▶ _Source material_:
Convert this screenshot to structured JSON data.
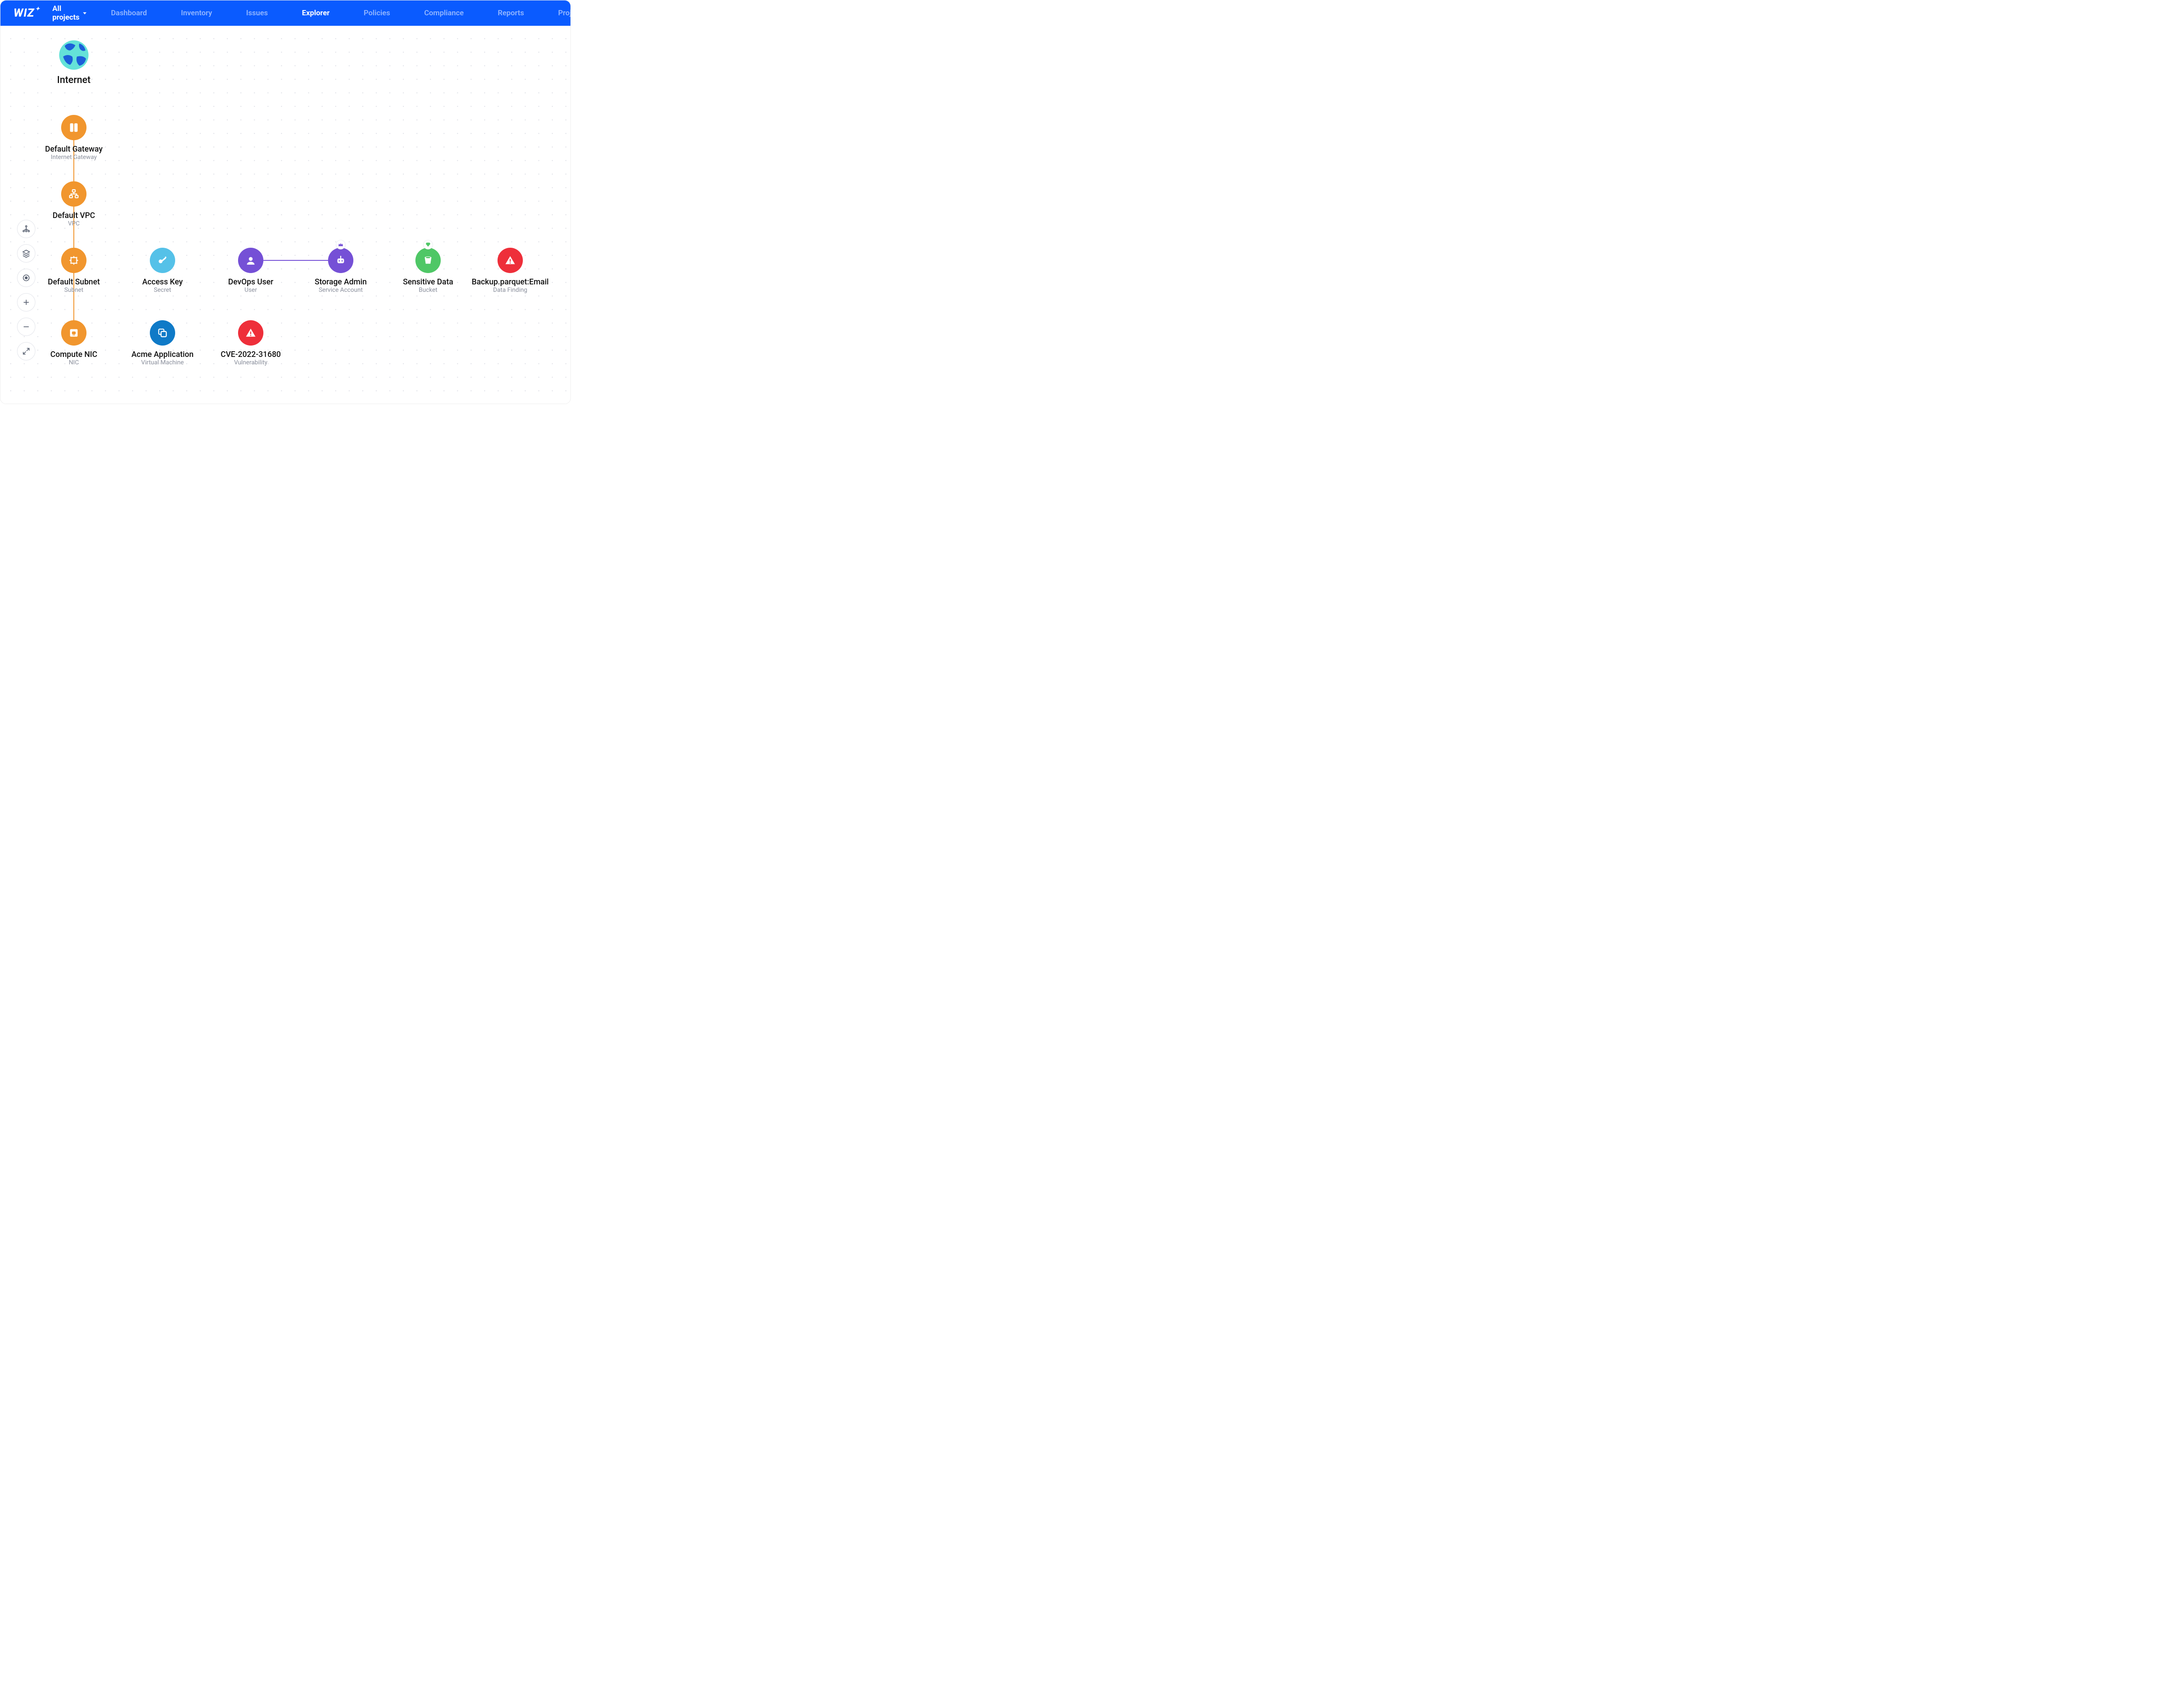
{
  "brand": "WIZ",
  "project_selector": {
    "label": "All projects"
  },
  "nav": {
    "items": [
      {
        "label": "Dashboard",
        "active": false
      },
      {
        "label": "Inventory",
        "active": false
      },
      {
        "label": "Issues",
        "active": false
      },
      {
        "label": "Explorer",
        "active": true
      },
      {
        "label": "Policies",
        "active": false
      },
      {
        "label": "Compliance",
        "active": false
      },
      {
        "label": "Reports",
        "active": false
      },
      {
        "label": "Projects",
        "active": false
      }
    ]
  },
  "toolbar": {
    "graph_icon": "graph-icon",
    "layers_icon": "layers-icon",
    "center_icon": "center-icon",
    "zoom_in_icon": "plus-icon",
    "zoom_out_icon": "minus-icon",
    "expand_icon": "expand-icon"
  },
  "nodes": {
    "internet": {
      "title": "Internet"
    },
    "gateway": {
      "title": "Default Gateway",
      "subtitle": "Internet Gateway"
    },
    "vpc": {
      "title": "Default VPC",
      "subtitle": "VPC"
    },
    "subnet": {
      "title": "Default Subnet",
      "subtitle": "Subnet"
    },
    "nic": {
      "title": "Compute NIC",
      "subtitle": "NIC"
    },
    "accesskey": {
      "title": "Access Key",
      "subtitle": "Secret"
    },
    "vm": {
      "title": "Acme Application",
      "subtitle": "Virtual Machine"
    },
    "cve": {
      "title": "CVE-2022-31680",
      "subtitle": "Vulnerability"
    },
    "devops": {
      "title": "DevOps User",
      "subtitle": "User"
    },
    "svcacct": {
      "title": "Storage Admin",
      "subtitle": "Service Account",
      "badge": "crown"
    },
    "bucket": {
      "title": "Sensitive Data",
      "subtitle": "Bucket",
      "badge": "diamond"
    },
    "finding": {
      "title": "Backup.parquet:Email",
      "subtitle": "Data Finding"
    }
  },
  "edges": [
    [
      "internet",
      "gateway"
    ],
    [
      "gateway",
      "vpc"
    ],
    [
      "vpc",
      "subnet"
    ],
    [
      "subnet",
      "nic"
    ],
    [
      "nic",
      "vm"
    ],
    [
      "vm",
      "cve"
    ],
    [
      "vm",
      "accesskey"
    ],
    [
      "accesskey",
      "devops"
    ],
    [
      "devops",
      "svcacct"
    ],
    [
      "svcacct",
      "bucket"
    ],
    [
      "bucket",
      "finding"
    ]
  ],
  "colors": {
    "orange": "#f1962e",
    "sky": "#55c1e8",
    "blue": "#0f7ac7",
    "purple": "#7550d6",
    "green": "#4fc766",
    "red": "#ee2f3a"
  }
}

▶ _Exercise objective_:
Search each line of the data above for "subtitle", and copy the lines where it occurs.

▶ _Completed task_:
      "subtitle": "Internet Gateway"
      "subtitle": "VPC"
      "subtitle": "Subnet"
      "subtitle": "NIC"
      "subtitle": "Secret"
      "subtitle": "Virtual Machine"
      "subtitle": "Vulnerability"
      "subtitle": "User"
      "subtitle": "Service Account",
      "subtitle": "Bucket",
      "subtitle": "Data Finding"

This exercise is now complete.